The ferris wheel was invented by George Ferris, a graduate of RPI
State Bird of NY is the Blue Bird
The State Flower of NY is the Rose
What was Washington Park originally the site of the State Street Burial Ground. When Washington Park was designed, approximately 40,000 bodies had to be transferred to the Albany Rural Cemetery in the 1840s.
The state Capitol has 17 steps approaching its western entrance and 77 steps approaching its eastern entrance after the year 1777, when NY replaced its colonial government with the current state government.
The weathervane on the SUNY building, weighing in at around 800 pounds, is the largest working weathervane in North America.
For a period of time, Herman Melville lived in the pink house just off North Pearl Street next to McGeary's

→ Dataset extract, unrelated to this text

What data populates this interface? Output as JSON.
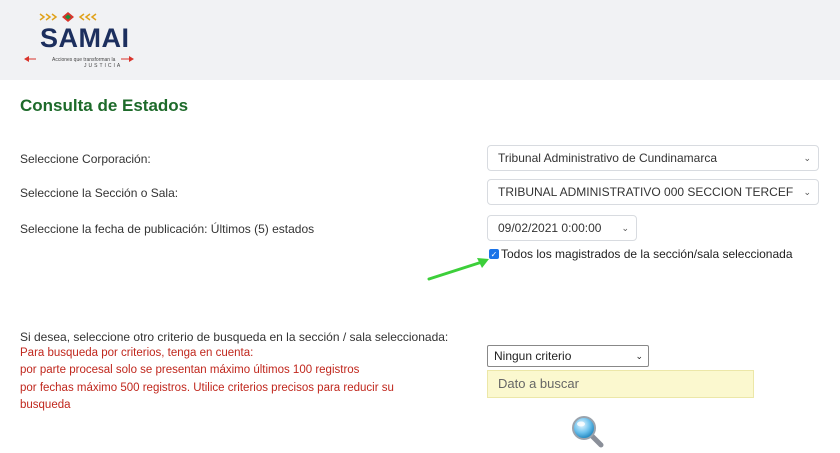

Building began on the current Capitol Building in Albany in 1867 and took over 30 years to complete at a cost of more than $25,000,000
Robert Fulton's North River Steamboat was the first successful steamboat that made its run from NYC to Albany in 1807
The Declaration of Independence was read for the first time in NYS at the corner of State and Broadway, in front of the SUNY Plaza.
George Augustus, Lord Howe, killed in 1758 in an attack on Ticonderoga during the French and Indian War is buried in the front vestibule at St. Peter's Church
Albany, NY was named after the Duke of York's Scottish title the Duke of Albany.